recently Roxanne Abbas (LO9913) used the term Humanity of Capitalism. The
annual Human Development Report published by the United Nations
Development Programme has defined a capability index based on which
nations have been ranked.
The report obviously has its bias towards Human Capability as against
economic parameters to measure growth and development. The report states
that development that promotes human welfare does not lie in the quantity
of growth but in its quality. It lists distortions in growth:
Jobless Growth: Growth without new employment.
Ruthless Growth: Growth that widens the rich-poor gap
Voiceless Growth: Growth without political freedom
Rootless Growth: Growth that endangers the identities of
cultural,social and extinguishes diversities.
Futureless Growth: Unsustainable growth that endangers the environment.
The classification attracted my attention for its linkages to
organisations. The linkages are atleast two broad categories:-
(a) Organisational growth that does not aim to avoid the above criteria
are I think distortions contribute to development anamolies of the
(b) In the modern world organisations are a the living communities as much
as were villages and hamlets of yesteryears.
Therefore from the perspective of being a learning organisation, questions
that could be asked are:

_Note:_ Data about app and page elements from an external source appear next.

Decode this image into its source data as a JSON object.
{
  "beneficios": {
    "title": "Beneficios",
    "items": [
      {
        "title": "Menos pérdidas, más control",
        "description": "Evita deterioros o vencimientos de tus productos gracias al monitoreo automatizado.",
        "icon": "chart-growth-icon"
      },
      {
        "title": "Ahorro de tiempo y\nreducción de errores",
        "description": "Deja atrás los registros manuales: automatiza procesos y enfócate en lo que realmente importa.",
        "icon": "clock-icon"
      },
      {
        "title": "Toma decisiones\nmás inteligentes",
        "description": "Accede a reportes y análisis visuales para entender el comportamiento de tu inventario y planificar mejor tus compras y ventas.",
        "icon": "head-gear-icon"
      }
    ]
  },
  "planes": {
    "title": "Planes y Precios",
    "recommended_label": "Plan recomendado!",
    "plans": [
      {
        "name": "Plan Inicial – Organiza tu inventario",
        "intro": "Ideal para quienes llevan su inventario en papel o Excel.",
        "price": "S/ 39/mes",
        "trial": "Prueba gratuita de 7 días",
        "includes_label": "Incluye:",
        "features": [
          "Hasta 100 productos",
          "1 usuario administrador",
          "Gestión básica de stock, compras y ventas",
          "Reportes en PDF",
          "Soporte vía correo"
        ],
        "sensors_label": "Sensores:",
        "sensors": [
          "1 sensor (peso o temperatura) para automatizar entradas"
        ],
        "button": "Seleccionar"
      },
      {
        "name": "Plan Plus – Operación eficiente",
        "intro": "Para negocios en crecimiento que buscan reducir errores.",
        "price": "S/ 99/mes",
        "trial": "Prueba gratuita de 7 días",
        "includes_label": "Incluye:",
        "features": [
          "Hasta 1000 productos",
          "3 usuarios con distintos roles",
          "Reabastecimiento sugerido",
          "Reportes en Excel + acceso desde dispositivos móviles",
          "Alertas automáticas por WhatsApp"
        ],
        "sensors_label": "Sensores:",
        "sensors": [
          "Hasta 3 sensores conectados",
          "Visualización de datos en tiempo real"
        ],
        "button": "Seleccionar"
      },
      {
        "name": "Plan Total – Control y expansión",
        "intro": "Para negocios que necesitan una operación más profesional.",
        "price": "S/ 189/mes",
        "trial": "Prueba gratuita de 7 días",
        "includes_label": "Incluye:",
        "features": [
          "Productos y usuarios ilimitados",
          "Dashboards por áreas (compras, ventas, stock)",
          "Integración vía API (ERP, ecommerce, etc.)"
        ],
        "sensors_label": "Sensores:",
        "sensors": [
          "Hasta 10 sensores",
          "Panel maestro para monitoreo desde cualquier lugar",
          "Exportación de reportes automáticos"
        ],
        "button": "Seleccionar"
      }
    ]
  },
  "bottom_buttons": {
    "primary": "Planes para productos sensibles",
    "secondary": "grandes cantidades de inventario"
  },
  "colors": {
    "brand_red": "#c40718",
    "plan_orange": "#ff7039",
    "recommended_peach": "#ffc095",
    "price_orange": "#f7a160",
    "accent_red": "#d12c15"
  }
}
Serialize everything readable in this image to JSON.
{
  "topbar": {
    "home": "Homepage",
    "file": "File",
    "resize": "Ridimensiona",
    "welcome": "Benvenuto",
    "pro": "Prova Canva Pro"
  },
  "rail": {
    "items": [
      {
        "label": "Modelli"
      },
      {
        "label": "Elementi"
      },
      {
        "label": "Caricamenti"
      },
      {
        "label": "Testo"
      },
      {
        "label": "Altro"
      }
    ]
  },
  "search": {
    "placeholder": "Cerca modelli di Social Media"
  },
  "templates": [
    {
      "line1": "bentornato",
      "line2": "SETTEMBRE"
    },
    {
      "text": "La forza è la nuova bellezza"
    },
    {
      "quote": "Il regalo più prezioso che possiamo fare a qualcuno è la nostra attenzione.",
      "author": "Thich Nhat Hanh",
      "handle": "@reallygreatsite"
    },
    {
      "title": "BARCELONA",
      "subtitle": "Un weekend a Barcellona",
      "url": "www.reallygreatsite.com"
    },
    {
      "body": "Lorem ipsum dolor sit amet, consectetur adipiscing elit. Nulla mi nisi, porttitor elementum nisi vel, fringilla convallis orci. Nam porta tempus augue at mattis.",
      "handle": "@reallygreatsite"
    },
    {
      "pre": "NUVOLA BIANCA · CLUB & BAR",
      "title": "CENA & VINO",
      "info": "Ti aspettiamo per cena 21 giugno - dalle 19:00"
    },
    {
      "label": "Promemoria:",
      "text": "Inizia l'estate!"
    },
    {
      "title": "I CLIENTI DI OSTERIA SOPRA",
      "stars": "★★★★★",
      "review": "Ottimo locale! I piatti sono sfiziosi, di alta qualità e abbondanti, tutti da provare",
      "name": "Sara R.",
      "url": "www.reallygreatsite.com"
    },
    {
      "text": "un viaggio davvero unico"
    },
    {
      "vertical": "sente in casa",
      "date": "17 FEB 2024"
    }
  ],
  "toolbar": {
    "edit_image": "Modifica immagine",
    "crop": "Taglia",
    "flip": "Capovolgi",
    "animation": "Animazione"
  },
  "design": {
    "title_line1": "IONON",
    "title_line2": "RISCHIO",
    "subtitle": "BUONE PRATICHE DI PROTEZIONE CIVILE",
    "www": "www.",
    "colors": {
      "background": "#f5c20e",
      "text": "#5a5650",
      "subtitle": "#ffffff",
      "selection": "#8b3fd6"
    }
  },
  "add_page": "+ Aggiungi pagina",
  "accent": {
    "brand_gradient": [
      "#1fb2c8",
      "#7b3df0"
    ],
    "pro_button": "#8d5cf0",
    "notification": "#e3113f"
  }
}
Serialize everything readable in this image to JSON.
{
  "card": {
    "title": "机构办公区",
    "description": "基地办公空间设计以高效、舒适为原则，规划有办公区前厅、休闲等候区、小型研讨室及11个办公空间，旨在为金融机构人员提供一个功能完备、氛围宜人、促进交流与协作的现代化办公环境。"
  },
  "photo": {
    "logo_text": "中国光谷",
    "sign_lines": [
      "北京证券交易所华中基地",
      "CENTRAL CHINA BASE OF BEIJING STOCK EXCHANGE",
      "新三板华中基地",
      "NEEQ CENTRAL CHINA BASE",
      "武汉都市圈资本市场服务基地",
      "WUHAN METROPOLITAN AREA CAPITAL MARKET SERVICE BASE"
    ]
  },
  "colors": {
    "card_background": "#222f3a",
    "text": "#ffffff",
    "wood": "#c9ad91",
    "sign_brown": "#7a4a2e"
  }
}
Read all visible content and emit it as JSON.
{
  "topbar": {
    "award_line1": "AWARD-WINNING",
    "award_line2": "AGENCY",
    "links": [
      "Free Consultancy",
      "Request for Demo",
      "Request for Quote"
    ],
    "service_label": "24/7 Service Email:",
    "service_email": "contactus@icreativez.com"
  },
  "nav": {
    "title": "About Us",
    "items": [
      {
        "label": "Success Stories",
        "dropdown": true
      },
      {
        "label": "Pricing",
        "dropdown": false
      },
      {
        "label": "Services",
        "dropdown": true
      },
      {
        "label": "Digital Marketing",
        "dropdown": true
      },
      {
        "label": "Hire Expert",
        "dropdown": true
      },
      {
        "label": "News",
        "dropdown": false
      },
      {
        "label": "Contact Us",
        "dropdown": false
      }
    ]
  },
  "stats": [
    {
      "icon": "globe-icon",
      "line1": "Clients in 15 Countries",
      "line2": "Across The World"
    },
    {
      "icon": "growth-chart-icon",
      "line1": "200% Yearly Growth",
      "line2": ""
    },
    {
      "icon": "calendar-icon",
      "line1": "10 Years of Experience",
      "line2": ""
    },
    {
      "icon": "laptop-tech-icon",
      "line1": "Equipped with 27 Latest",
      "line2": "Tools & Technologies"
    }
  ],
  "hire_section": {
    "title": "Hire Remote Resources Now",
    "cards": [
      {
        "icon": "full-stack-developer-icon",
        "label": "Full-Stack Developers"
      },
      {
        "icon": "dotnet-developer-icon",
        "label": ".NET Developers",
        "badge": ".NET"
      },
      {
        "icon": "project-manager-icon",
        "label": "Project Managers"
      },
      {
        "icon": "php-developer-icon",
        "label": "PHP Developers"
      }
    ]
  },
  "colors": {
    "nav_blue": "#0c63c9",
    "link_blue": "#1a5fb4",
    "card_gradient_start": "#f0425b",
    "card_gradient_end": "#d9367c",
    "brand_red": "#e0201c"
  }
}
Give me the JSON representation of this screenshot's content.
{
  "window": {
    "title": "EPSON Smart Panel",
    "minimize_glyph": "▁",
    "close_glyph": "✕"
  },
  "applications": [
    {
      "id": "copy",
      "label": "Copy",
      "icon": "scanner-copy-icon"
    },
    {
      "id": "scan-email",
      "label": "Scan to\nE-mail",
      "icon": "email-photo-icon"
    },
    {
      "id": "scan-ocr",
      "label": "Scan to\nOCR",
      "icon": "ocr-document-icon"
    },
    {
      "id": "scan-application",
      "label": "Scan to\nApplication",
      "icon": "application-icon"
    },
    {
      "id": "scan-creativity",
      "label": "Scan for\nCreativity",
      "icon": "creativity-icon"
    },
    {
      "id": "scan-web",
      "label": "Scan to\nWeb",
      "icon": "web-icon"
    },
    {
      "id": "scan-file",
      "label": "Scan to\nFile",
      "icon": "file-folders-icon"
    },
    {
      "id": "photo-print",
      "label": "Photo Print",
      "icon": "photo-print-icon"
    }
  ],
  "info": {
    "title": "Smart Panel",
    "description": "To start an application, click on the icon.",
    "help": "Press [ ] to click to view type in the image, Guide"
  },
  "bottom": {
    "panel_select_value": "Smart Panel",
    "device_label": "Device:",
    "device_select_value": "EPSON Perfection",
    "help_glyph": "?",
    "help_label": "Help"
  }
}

- As my organisation grows, what is the direct or indirect contribution to
employment. If no, in what way are my organisations actions contributing
to the local and national problems.
- I administering the salary packages, are the policies creating
anamolies. What is the payoff between attracting and retaining employees
in a competitive market and its impact on creating disparity.(this is a
tricky area, but may need consideration)
-Is the organisation in its recruitment policy giving adequate weightage
to diversity issues.
-does the organisation have adequate procedures that reflect and attend to
the interests of its members.
-what are the organisations policies and actions on preserving the
sustainability of the environment, of natural resourses etc.
Most countries who are high in ranking probably have attended to such
issues. In developing countries, the issue is that the traditional
societies have been penetrated too quickly to allow them to organise
themselves to meet the rapid economic changes. Organisations to a large
extent reflect the prevailing values of the society. Organisations
probably have greater access to enlightened actions. Also are better
organised to impliment such actions. Therefore, the question is which
should comes first? Changes in the society or changes in the
Just a view.
Thomas P Benjamin
"Thomas P Benjamin" <BENJAMIN@anand.nddb.ernet.in>
Learning-org -- An Internet Dialog on Learning Organizations For info: <firstname.lastname@example.org> -or- <http://world.std.com/~lo/>